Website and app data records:
◆ ◆ ◆ ◆ ◆ ◆ ◆

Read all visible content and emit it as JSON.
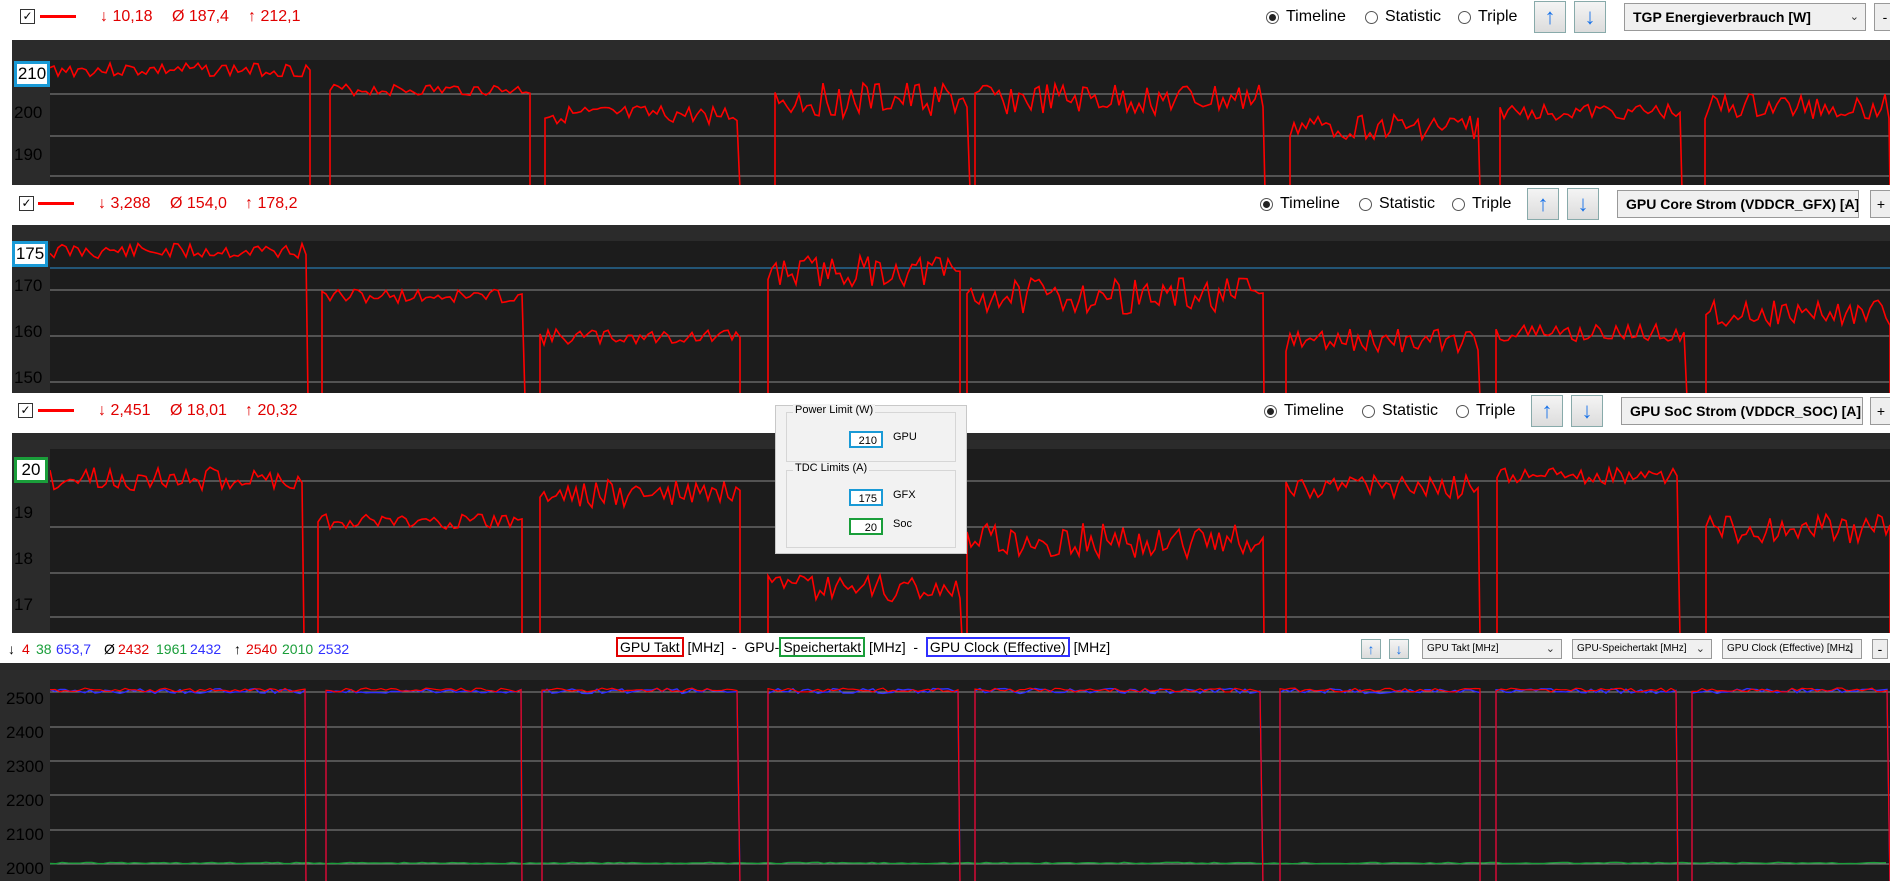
{
  "panels": [
    {
      "stats": {
        "min": "↓ 10,18",
        "avg": "Ø 187,4",
        "max": "↑ 212,1"
      },
      "radio": {
        "timeline": "Timeline",
        "statistic": "Statistic",
        "triple": "Triple",
        "selected": "timeline"
      },
      "sensor": "TGP Energieverbrauch [W]",
      "y_labels": [
        "210",
        "200",
        "190"
      ],
      "highlight": "210"
    },
    {
      "stats": {
        "min": "↓ 3,288",
        "avg": "Ø 154,0",
        "max": "↑ 178,2"
      },
      "radio": {
        "timeline": "Timeline",
        "statistic": "Statistic",
        "triple": "Triple",
        "selected": "timeline"
      },
      "sensor": "GPU Core Strom (VDDCR_GFX) [A]",
      "y_labels": [
        "175",
        "170",
        "160",
        "150"
      ],
      "highlight": "175"
    },
    {
      "stats": {
        "min": "↓ 2,451",
        "avg": "Ø 18,01",
        "max": "↑ 20,32"
      },
      "radio": {
        "timeline": "Timeline",
        "statistic": "Statistic",
        "triple": "Triple",
        "selected": "timeline"
      },
      "sensor": "GPU SoC Strom (VDDCR_SOC) [A]",
      "y_labels": [
        "20",
        "19",
        "18",
        "17"
      ],
      "highlight": "20"
    }
  ],
  "clock_panel": {
    "stats": {
      "min_arrow": "↓",
      "min": [
        "4",
        "38",
        "653,7"
      ],
      "avg_symbol": "Ø",
      "avg": [
        "2432",
        "1961",
        "2432"
      ],
      "max_arrow": "↑",
      "max": [
        "2540",
        "2010",
        "2532"
      ]
    },
    "legend": {
      "s1": "GPU Takt",
      "u1": " [MHz]  -  GPU-",
      "s2": "Speichertakt",
      "u2": " [MHz]  -  ",
      "s3": "GPU Clock (Effective)",
      "u3": " [MHz]"
    },
    "selects": [
      "GPU Takt [MHz]",
      "GPU-Speichertakt [MHz]",
      "GPU Clock (Effective) [MHz]"
    ],
    "y_labels": [
      "2500",
      "2400",
      "2300",
      "2200",
      "2100",
      "2000"
    ]
  },
  "dialog": {
    "power_title": "Power Limit (W)",
    "power_value": "210",
    "power_label": "GPU",
    "tdc_title": "TDC Limits (A)",
    "gfx_value": "175",
    "gfx_label": "GFX",
    "soc_value": "20",
    "soc_label": "Soc"
  },
  "checkbox_mark": "✓",
  "plus_label": "+",
  "minus_label": "-",
  "colors": {
    "series": "#ff0000",
    "gpu_takt": "#ff0000",
    "speicher": "#1a9e3a",
    "effective": "#3030ff",
    "highlight": "#1a9ad6"
  },
  "icons": {
    "up": "arrow-up-icon",
    "down": "arrow-down-icon",
    "check": "checkbox-check-icon"
  }
}
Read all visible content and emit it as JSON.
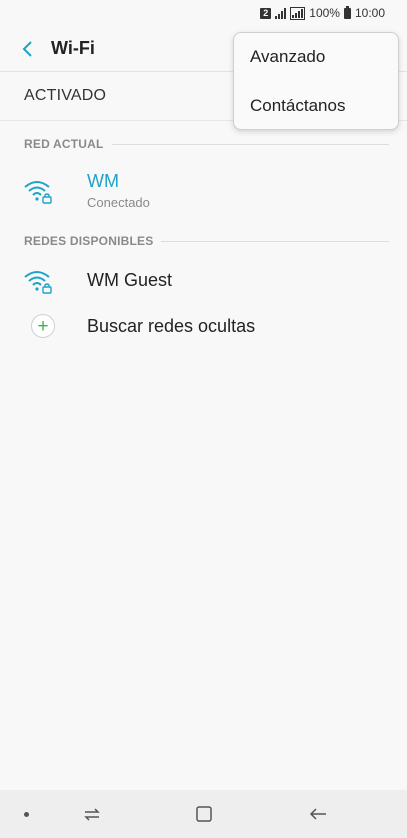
{
  "status_bar": {
    "sim_slot": "2",
    "battery": "100%",
    "time": "10:00"
  },
  "header": {
    "title": "Wi-Fi",
    "back_icon": "chevron-left-icon"
  },
  "toggle_row": {
    "label": "ACTIVADO"
  },
  "current_network_section": {
    "title": "RED ACTUAL",
    "network": {
      "name": "WM",
      "status": "Conectado",
      "icon": "wifi-locked-icon"
    }
  },
  "available_section": {
    "title": "REDES DISPONIBLES",
    "networks": [
      {
        "name": "WM Guest",
        "icon": "wifi-locked-icon"
      }
    ],
    "search_hidden": {
      "label": "Buscar redes ocultas",
      "icon": "plus-icon"
    }
  },
  "popup_menu": {
    "items": [
      {
        "label": "Avanzado"
      },
      {
        "label": "Contáctanos"
      }
    ]
  },
  "colors": {
    "accent": "#1da3c8",
    "plus_green": "#3cb44b",
    "background": "#f8f8f8"
  },
  "nav_bar": {
    "icons": [
      "dot-icon",
      "recent-apps-icon",
      "home-icon",
      "back-arrow-icon"
    ]
  }
}
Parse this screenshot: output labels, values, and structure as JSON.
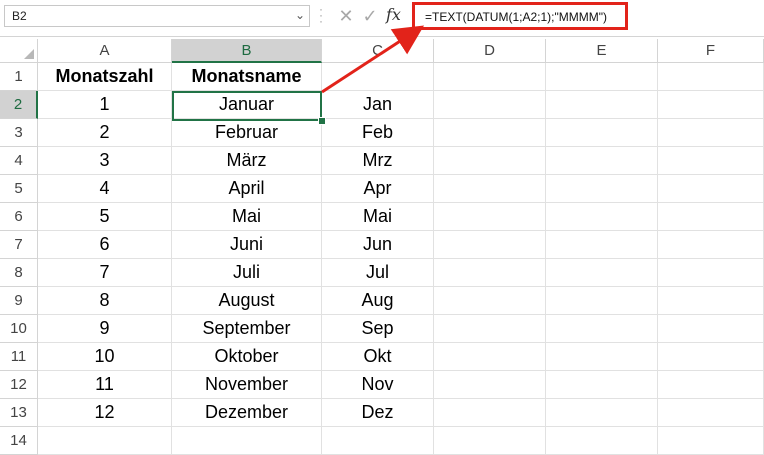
{
  "formula_bar": {
    "name_box": "B2",
    "formula": "=TEXT(DATUM(1;A2;1);\"MMMM\")",
    "fx_label": "fx"
  },
  "columns": [
    "A",
    "B",
    "C",
    "D",
    "E",
    "F"
  ],
  "rows": [
    "1",
    "2",
    "3",
    "4",
    "5",
    "6",
    "7",
    "8",
    "9",
    "10",
    "11",
    "12",
    "13",
    "14"
  ],
  "table": {
    "header_a": "Monatszahl",
    "header_b": "Monatsname",
    "data": [
      {
        "num": "1",
        "month": "Januar",
        "short": "Jan"
      },
      {
        "num": "2",
        "month": "Februar",
        "short": "Feb"
      },
      {
        "num": "3",
        "month": "März",
        "short": "Mrz"
      },
      {
        "num": "4",
        "month": "April",
        "short": "Apr"
      },
      {
        "num": "5",
        "month": "Mai",
        "short": "Mai"
      },
      {
        "num": "6",
        "month": "Juni",
        "short": "Jun"
      },
      {
        "num": "7",
        "month": "Juli",
        "short": "Jul"
      },
      {
        "num": "8",
        "month": "August",
        "short": "Aug"
      },
      {
        "num": "9",
        "month": "September",
        "short": "Sep"
      },
      {
        "num": "10",
        "month": "Oktober",
        "short": "Okt"
      },
      {
        "num": "11",
        "month": "November",
        "short": "Nov"
      },
      {
        "num": "12",
        "month": "Dezember",
        "short": "Dez"
      }
    ]
  },
  "colors": {
    "highlight": "#e2231a",
    "selection": "#217346"
  }
}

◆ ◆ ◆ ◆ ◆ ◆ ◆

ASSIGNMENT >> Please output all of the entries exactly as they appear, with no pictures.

TASK RESULT >>
Read all visible content and emit it as JSON.
{
  "panels": [
    {
      "stats": {
        "min": "↓ 10,18",
        "avg": "Ø 187,4",
        "max": "↑ 212,1"
      },
      "radio": {
        "timeline": "Timeline",
        "statistic": "Statistic",
        "triple": "Triple",
        "selected": "timeline"
      },
      "sensor": "TGP Energieverbrauch [W]",
      "y_labels": [
        "210",
        "200",
        "190"
      ],
      "highlight": "210"
    },
    {
      "stats": {
        "min": "↓ 3,288",
        "avg": "Ø 154,0",
        "max": "↑ 178,2"
      },
      "radio": {
        "timeline": "Timeline",
        "statistic": "Statistic",
        "triple": "Triple",
        "selected": "timeline"
      },
      "sensor": "GPU Core Strom (VDDCR_GFX) [A]",
      "y_labels": [
        "175",
        "170",
        "160",
        "150"
      ],
      "highlight": "175"
    },
    {
      "stats": {
        "min": "↓ 2,451",
        "avg": "Ø 18,01",
        "max": "↑ 20,32"
      },
      "radio": {
        "timeline": "Timeline",
        "statistic": "Statistic",
        "triple": "Triple",
        "selected": "timeline"
      },
      "sensor": "GPU SoC Strom (VDDCR_SOC) [A]",
      "y_labels": [
        "20",
        "19",
        "18",
        "17"
      ],
      "highlight": "20"
    }
  ],
  "clock_panel": {
    "stats": {
      "min_arrow": "↓",
      "min": [
        "4",
        "38",
        "653,7"
      ],
      "avg_symbol": "Ø",
      "avg": [
        "2432",
        "1961",
        "2432"
      ],
      "max_arrow": "↑",
      "max": [
        "2540",
        "2010",
        "2532"
      ]
    },
    "legend": {
      "s1": "GPU Takt",
      "u1": " [MHz]  -  GPU-",
      "s2": "Speichertakt",
      "u2": " [MHz]  -  ",
      "s3": "GPU Clock (Effective)",
      "u3": " [MHz]"
    },
    "selects": [
      "GPU Takt [MHz]",
      "GPU-Speichertakt [MHz]",
      "GPU Clock (Effective) [MHz]"
    ],
    "y_labels": [
      "2500",
      "2400",
      "2300",
      "2200",
      "2100",
      "2000"
    ]
  },
  "dialog": {
    "power_title": "Power Limit (W)",
    "power_value": "210",
    "power_label": "GPU",
    "tdc_title": "TDC Limits (A)",
    "gfx_value": "175",
    "gfx_label": "GFX",
    "soc_value": "20",
    "soc_label": "Soc"
  },
  "checkbox_mark": "✓",
  "plus_label": "+",
  "minus_label": "-",
  "colors": {
    "series": "#ff0000",
    "gpu_takt": "#ff0000",
    "speicher": "#1a9e3a",
    "effective": "#3030ff",
    "highlight": "#1a9ad6"
  },
  "icons": {
    "up": "arrow-up-icon",
    "down": "arrow-down-icon",
    "check": "checkbox-check-icon"
  }
}
Read all visible content and emit it as JSON.
{
  "status_bar": {
    "sim_slot": "2",
    "battery": "100%",
    "time": "10:00"
  },
  "header": {
    "title": "Wi-Fi",
    "back_icon": "chevron-left-icon"
  },
  "toggle_row": {
    "label": "ACTIVADO"
  },
  "current_network_section": {
    "title": "RED ACTUAL",
    "network": {
      "name": "WM",
      "status": "Conectado",
      "icon": "wifi-locked-icon"
    }
  },
  "available_section": {
    "title": "REDES DISPONIBLES",
    "networks": [
      {
        "name": "WM Guest",
        "icon": "wifi-locked-icon"
      }
    ],
    "search_hidden": {
      "label": "Buscar redes ocultas",
      "icon": "plus-icon"
    }
  },
  "popup_menu": {
    "items": [
      {
        "label": "Avanzado"
      },
      {
        "label": "Contáctanos"
      }
    ]
  },
  "colors": {
    "accent": "#1da3c8",
    "plus_green": "#3cb44b",
    "background": "#f8f8f8"
  },
  "nav_bar": {
    "icons": [
      "dot-icon",
      "recent-apps-icon",
      "home-icon",
      "back-arrow-icon"
    ]
  }
}
Parse this screenshot: output labels, values, and structure as JSON.
{
  "formula_bar": {
    "name_box": "B2",
    "formula": "=TEXT(DATUM(1;A2;1);\"MMMM\")",
    "fx_label": "fx"
  },
  "columns": [
    "A",
    "B",
    "C",
    "D",
    "E",
    "F"
  ],
  "rows": [
    "1",
    "2",
    "3",
    "4",
    "5",
    "6",
    "7",
    "8",
    "9",
    "10",
    "11",
    "12",
    "13",
    "14"
  ],
  "table": {
    "header_a": "Monatszahl",
    "header_b": "Monatsname",
    "data": [
      {
        "num": "1",
        "month": "Januar",
        "short": "Jan"
      },
      {
        "num": "2",
        "month": "Februar",
        "short": "Feb"
      },
      {
        "num": "3",
        "month": "März",
        "short": "Mrz"
      },
      {
        "num": "4",
        "month": "April",
        "short": "Apr"
      },
      {
        "num": "5",
        "month": "Mai",
        "short": "Mai"
      },
      {
        "num": "6",
        "month": "Juni",
        "short": "Jun"
      },
      {
        "num": "7",
        "month": "Juli",
        "short": "Jul"
      },
      {
        "num": "8",
        "month": "August",
        "short": "Aug"
      },
      {
        "num": "9",
        "month": "September",
        "short": "Sep"
      },
      {
        "num": "10",
        "month": "Oktober",
        "short": "Okt"
      },
      {
        "num": "11",
        "month": "November",
        "short": "Nov"
      },
      {
        "num": "12",
        "month": "Dezember",
        "short": "Dez"
      }
    ]
  },
  "colors": {
    "highlight": "#e2231a",
    "selection": "#217346"
  }
}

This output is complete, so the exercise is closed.